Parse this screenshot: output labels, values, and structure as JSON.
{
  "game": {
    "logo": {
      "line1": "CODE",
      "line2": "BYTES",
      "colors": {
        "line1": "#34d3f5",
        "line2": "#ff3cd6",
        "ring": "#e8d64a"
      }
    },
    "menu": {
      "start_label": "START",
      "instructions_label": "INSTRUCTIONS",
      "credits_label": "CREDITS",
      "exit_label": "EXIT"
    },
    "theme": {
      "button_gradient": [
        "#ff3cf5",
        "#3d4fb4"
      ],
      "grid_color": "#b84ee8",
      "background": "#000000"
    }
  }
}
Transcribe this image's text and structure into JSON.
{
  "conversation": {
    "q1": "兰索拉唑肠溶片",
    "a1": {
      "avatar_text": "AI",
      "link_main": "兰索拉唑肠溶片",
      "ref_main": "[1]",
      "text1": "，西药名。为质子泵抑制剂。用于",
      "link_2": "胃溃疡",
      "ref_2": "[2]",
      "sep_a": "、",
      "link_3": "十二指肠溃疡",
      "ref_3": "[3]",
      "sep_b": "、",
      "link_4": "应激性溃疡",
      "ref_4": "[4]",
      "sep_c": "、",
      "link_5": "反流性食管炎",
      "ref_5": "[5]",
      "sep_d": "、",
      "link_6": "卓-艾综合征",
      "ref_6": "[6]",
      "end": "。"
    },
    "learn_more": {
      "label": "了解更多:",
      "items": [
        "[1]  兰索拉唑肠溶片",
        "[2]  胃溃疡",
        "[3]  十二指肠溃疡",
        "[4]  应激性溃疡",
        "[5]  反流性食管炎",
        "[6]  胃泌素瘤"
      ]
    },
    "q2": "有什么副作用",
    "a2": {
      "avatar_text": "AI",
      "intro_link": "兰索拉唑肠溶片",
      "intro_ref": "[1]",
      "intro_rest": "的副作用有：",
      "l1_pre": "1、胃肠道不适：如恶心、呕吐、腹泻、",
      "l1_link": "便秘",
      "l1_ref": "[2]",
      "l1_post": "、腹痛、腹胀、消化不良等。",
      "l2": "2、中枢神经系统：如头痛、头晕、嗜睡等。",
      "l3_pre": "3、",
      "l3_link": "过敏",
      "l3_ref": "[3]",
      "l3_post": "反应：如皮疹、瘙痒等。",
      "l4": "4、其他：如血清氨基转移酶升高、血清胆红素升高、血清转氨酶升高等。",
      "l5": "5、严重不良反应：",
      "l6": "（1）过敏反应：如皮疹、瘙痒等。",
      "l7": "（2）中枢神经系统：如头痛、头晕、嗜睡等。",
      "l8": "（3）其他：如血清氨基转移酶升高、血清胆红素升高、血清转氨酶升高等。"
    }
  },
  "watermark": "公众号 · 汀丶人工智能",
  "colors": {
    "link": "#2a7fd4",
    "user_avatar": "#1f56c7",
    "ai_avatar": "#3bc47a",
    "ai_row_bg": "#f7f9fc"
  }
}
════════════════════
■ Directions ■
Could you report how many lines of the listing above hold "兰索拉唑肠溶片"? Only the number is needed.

■ Output for this task ■
4